This piece was inspired partly by Douglas Coupland’s book ‘Microserfs’. The book centres on Microsoft programmers who are searching for meaning in their lives. The novel is presented in the form of diary entries maintained on a Powerbook (Macintosh Powerbook) by the narrator, Daniel. My piece isn't concerned with creating meaning in my life, or in anyone’s life, but is, in contrast, concerned with removing meaning from it. The binary that hangs from the wall has meaning, but only to me.
Between the 25 October and the 25th November, I wrote and maintained a journal on my Macbook Pro. The Journal outlined all the things I did on a day-to-day basis: all the thoughts I was having; all the conversations I remembered; all the opinions I felt were important. I intended for the journal never to be fully translated, but simply to hang from the wall and remain hidden in this code. All my opinions of the people that surrounded me, all my secrets were contained (and still are contained) in this mesh of 0s and 1s. The journal is ultimately exploring how the complexity of our lives–how all the people we meet; all the experience we have, are not digital. The way we relive these moments is now completely digital. Memories are now contained in photos, videos, emails, texts, Facebook messages, tweets, likes etc on our computers, phones and tablets, as opposed to in our minds, or on paper, or on physical things. All our memories have become zeros and ones. Our world has become code. Nothing is physical. There is a sort of irony with this piece. It is a physical thing, depicting a digital thing. A touchable object depicting something completely untouchable.
Once again, like my previous pieces, this piece only becomes meaningful with audience interaction. The binary remains uncoded and useless on the wall until someone attempts to decode it using the table provided. By attempting to read into my life, by decoding these numbers, people create meaning, not only to my life, but to the data. The data becomes useful (to some extent). There is a desire to find out about my life, but that is only evident by how desperate the audience is to discover what I’ve written about.
This act of translation raised a significant question. What is more important about the piece: what is being translated or the act of translating? Is the piece trying to say something through what is actually written, or through trying to decipher what has been written? The answer is neither. The act of translating/what is being translated is not important. The piece is more concerned with how our experiences are now entirely digital, how our lives have no meaning in this world of code. What is being translated is my life. My life has no interest to anyone but myself. Some people may be interested in my feelings and opinions, but will eventually forget what has been written. By translating, they are engaging in trying to find out more about me, providing some meaning to the piece and to my life. But the piece is not looking to address the translation of the binary, it is looking to address this world of code that surrounds us; this world that we are so oblivious to. If this world were to go offline, if we were to lose everything, we would have nothing to show for it. All the things we thought were important would be lost. All our Facebook ‘friends’, our status updates, all our videos and photos would be gone. We would lose our identities. Yet, this piece proposes this very question with all of this information present: can we be human in this age of technology? Do we have an identity? How are we human?

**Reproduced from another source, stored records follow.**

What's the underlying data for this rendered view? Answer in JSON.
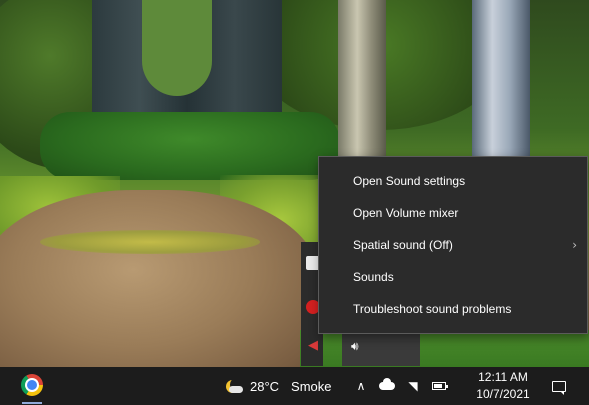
{
  "context_menu": {
    "items": [
      {
        "label": "Open Sound settings",
        "has_submenu": false
      },
      {
        "label": "Open Volume mixer",
        "has_submenu": false
      },
      {
        "label": "Spatial sound (Off)",
        "has_submenu": true
      },
      {
        "label": "Sounds",
        "has_submenu": false
      },
      {
        "label": "Troubleshoot sound problems",
        "has_submenu": false
      }
    ],
    "submenu_glyph": "›"
  },
  "tray_popup": {
    "icons": [
      "app-icon",
      "red-app-icon",
      "speaker-icon"
    ],
    "speaker_glyph": "◀"
  },
  "volume": {
    "icon": "speaker-volume-icon",
    "glyph": "🔊︎"
  },
  "taskbar": {
    "pinned": [
      {
        "name": "Google Chrome",
        "icon": "chrome-icon"
      }
    ],
    "weather": {
      "temp": "28°C",
      "condition": "Smoke",
      "icon": "moon-cloud-icon"
    },
    "tray": {
      "chevron": "∧",
      "icons": [
        "show-hidden-icons-chevron",
        "onedrive-cloud-icon",
        "wifi-icon",
        "battery-icon"
      ],
      "wifi_glyph": "◥"
    },
    "clock": {
      "time": "12:11 AM",
      "date": "10/7/2021"
    },
    "notification_icon": "action-center-icon"
  },
  "colors": {
    "menu_bg": "#2b2b2b",
    "menu_border": "#5b5b5b",
    "taskbar_bg": "#1c1c1c",
    "text": "#ffffff"
  }
}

Again, similarities can be drawn with my previous pieces. This journal is similar to the questionnaire in that it addresses peoples’ lives. The experiences of people are turned into data that ultimately gets lost in the world. Yet, in contrast with the questionnaire and the information wall, this piece is not as politically motivated. It is not centred so much on politics, and more on the personal. It is clearly connected to the other two pieces in its depiction of data, however.
My initial idea for this piece involved having the binary code printed on fax paper. This paper would then roll down the wall, showing an endless cycle of code. My printer, however, had problems printing using the fax paper. The attempts were hung up, almost as though they were pieces of a puzzle, showing that they were of no use to anyone, they were useless. The fact that they are crumpled and ripped suggests this idea of meaninglessness. As a result, I had to print the journal binary on 118 pages of A4 and place them on my studio desk. This does not give the same affect, but still gets the central notions across.